Writing is a form of communication that becomes a “permanent” record of your ideas. Writing is permanent because unlike spoken words, written ones stay on the page and give other people access to your brain without your head being in the room. Unfortunately, this also means that you won’t be there to clarify confusing or incomplete statements, so it is important to get it right before handing the paper over.
In addition to being able to hand someone your thoughts, I have also found that the process of writing is an important learning tool. Writing about something forces you to place new or unfamiliar information within the context of things you already know. This is a reflective process requiring you to evaluate, synthesize, and integrate information. These actions are important higher-level thinking skills that allow you to be competent at drawing your own conclusions and making independent decisions. So when you write, you are not only trying to convey information, you are also constructing relevance so that other people will see that your point of view is important and valid. As a result, they will hopefully support the decisions or conclusion that you make.

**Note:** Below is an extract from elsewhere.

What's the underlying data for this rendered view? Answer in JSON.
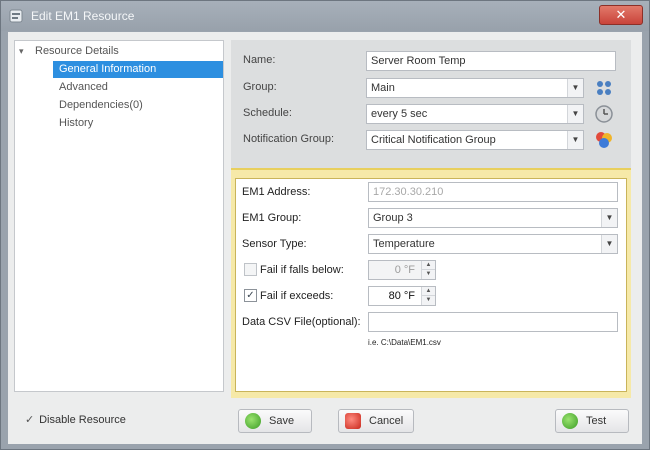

Below are resources that I hope will help you become better at writing. Some Deal only with the mechanics of writing, while others try to explain the characteristics of good writing.
|Traits of Scientific Writing||Describes the four characteristics that define good writing.|
|Evaluating the Traits||A short version summarizing the “Traits of Scientific Writing” document. This version includes a rubric and method for evaluating someone’s writing with the intent to help you improve your writing skills.|
|Student Examples||These are three samples of student writing you can use to practice evaluating for the writing traits. My comments and trait evaluations are found in a table at the end of each document.
Example 1— Detoxification of substances by the liver
Example 2— Soil ammonium determination lab essay.
Example 3— Porphyrias: metabolic disorders of heme synthesis.
|Citing References||Explains what information in a paper needs to be cited, how it is cited, and examples of how to format specific citations in the bibliography.|
|Writing a Lab Report||Here I analyze excerpts from a published journal article to describe what goes into writing a formal lab report.|
|The Lab Notebook||A brief description of things you should consider when keeping a lab notebook. With a few illustrative examples of famous notebooks|
|Lab Write||An NSF-sponsored project that literally walks you through the process of writing a lab report. This method for constructing a lab report is very complete and is applicable to a wide range of lab experiences. While I haven’t yet used this method with students, it seems like it may serve some function if you are the type of person that has a hard time getting organized or started on lab write-ups.|
|Science of Scientific Writing||This is a American Scientist article by G. Gopen and J. Swan that explains what a reader expects and how you as an author can better communicate by meeting those expectations. It is somewhat long but provides excellent examples of how readers interpret written information.|